"Texas: The Great Theft, a novel set on the Texas–Mexico border in 1859 and featuring a large cast of characters living in a historical moment rife with political and racial conflicts, is exhilarating both in scope and imagination."—Yiyun Lee, New York Review of Books
Eleven years have passed since the town of Bruneville was founded on the banks of the Rio Bravo, just a few miles up-river from the Gulf. It was named after Ciudad Castaño, the legendary shining city to the northwest, which was razed by the Apaches. In appropriating the name, Stealman aimed to trade on the sterling quality of the original.
At its founding, the following were present (without a shadow of a doubt):
1) Stealman, the lawyer
2) Kenedy, who owned the cotton plantation
3) Judge Gold (back then he was plain Gold, he still hadn’t earned the nickname Judge)
4) Minister Fear, his first wife, and their daughter Esther (may the latter two rest in peace)
5) A pioneer named King.
King had a royal name, though when he’d arrived in Mexico he hadn’t a penny, didn’t own even a snake. But he was a master of chicanery. When some locals lent him low-grade land to use for seven years, it took him only a few months to emerge as the legitimate owner of immense tracts, on which it seemed to rain cattle from the clouds, as if they were a gift from god. But there was nothing remotely miraculous about the way King made his fortune. He was as good a trickster as any magician with a false-bottomed top hat. If King had been Catholic (as he claimed to be in the contract he signed with the Mexicans), the archdiocese would have been able to build a cathedral with the fortune he’d have to have given them as penance for his sins.
In 1848 King wasn’t the only one who went looking for a fortune, convinced that “Americans” had the right to take what belonged to the North Mexicans by whatever means necessary, fair or foul.
Carmen Boullosa is one of Mexico's leading novelists, poets, and playwrights. She has published over a dozen novels, two of which were designated the Best Novel Published in Mexico by the prestigious magazine Reforma—her second novel, Before, also won the renowned Xavier Villaurrutia Prize for Best Mexican Novel; and her novel La otra mano de Lepanto was also selected as one of the Top 100 Novels Published in Spanish in the past 25 years.
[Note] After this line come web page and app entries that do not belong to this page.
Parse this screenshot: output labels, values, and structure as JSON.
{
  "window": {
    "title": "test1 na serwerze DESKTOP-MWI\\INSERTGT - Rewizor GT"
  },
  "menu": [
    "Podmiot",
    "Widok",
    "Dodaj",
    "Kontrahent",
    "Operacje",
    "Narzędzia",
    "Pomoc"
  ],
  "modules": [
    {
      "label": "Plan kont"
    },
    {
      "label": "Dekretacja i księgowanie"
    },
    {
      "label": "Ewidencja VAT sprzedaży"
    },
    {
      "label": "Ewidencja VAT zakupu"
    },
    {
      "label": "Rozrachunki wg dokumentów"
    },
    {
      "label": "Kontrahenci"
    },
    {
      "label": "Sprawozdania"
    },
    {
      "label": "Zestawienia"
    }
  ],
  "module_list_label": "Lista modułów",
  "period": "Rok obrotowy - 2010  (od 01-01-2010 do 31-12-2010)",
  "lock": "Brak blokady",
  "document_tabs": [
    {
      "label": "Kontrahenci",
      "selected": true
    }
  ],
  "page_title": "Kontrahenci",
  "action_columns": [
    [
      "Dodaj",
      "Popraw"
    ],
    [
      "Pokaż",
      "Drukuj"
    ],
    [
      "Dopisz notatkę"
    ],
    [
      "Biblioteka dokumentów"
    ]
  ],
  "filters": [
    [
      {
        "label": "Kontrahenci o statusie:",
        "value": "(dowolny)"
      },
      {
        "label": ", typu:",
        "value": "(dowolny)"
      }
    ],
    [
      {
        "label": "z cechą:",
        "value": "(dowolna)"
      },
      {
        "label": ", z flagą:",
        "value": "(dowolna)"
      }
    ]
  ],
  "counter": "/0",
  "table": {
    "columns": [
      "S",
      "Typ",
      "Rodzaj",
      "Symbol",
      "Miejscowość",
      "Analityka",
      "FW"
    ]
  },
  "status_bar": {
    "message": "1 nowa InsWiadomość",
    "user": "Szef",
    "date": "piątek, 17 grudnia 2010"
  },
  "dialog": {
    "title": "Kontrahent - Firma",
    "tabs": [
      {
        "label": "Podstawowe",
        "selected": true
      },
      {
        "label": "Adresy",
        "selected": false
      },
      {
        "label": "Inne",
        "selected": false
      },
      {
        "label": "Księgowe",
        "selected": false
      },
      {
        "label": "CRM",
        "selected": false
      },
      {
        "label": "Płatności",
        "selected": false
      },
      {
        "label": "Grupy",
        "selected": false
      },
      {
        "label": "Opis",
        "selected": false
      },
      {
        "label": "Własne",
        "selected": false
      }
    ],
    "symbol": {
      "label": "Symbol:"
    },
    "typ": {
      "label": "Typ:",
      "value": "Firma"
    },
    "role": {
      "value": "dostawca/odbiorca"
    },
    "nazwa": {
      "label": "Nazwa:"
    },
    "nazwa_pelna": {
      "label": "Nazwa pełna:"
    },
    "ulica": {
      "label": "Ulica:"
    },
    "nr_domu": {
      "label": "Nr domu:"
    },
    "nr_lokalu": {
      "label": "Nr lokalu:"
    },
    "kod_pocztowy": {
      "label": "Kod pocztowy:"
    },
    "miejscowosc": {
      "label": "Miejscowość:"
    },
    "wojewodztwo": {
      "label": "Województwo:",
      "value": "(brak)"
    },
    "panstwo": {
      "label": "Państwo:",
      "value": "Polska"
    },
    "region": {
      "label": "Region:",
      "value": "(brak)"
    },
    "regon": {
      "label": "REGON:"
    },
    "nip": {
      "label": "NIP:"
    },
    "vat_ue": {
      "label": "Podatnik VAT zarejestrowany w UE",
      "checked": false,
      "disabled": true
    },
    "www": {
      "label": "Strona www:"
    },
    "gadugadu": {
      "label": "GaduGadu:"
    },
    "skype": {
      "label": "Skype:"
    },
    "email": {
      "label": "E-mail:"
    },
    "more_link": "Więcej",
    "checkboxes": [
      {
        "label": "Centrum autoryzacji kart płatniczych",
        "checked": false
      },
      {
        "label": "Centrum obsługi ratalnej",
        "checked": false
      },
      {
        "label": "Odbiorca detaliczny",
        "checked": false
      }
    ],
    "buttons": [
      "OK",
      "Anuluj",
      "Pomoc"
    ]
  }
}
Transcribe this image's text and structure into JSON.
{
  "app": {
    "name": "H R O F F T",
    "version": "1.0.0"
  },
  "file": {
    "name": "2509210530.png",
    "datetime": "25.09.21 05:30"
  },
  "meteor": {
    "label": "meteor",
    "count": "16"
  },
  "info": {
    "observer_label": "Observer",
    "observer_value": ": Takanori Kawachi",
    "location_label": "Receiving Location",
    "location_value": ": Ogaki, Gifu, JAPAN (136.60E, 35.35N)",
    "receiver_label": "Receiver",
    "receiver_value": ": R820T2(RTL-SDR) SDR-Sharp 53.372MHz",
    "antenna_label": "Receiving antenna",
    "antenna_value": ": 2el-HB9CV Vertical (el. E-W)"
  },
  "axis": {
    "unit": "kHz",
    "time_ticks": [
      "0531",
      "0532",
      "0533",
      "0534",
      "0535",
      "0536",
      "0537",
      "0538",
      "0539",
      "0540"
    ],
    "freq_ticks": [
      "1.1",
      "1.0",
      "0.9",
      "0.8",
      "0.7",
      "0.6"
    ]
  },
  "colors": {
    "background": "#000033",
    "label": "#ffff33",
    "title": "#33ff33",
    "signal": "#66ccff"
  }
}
Her most recent novel, Texas: The Great Theft won the 2014 Typographical Era Translation Award, was shortlisted for the 2015 PEN Translation Award, and has been nominated for the 2015 International Dublin Literary Award. Boullosa has received numerous prizes and honors, including a Guggenheim fellowship. Also a poet, playwright, essayist, and cultural critic, Boullosa is a Distinguished Lecturer at City College of New York, and her books have been translated into Italian, Dutch, German, French, Portuguese, Chinese, and Russian. Shelby Vincent received her PhD in Literary Translation from the University of Texas at Dallas's School of Arts and Humanities in 2015. She is currently translating another of Boullosa's novels entitled The Virgin and the Violin, which is loosely based on the female Renaissance artist Sofonisba Anguissola, and which Deep Vellum will publish in 2018.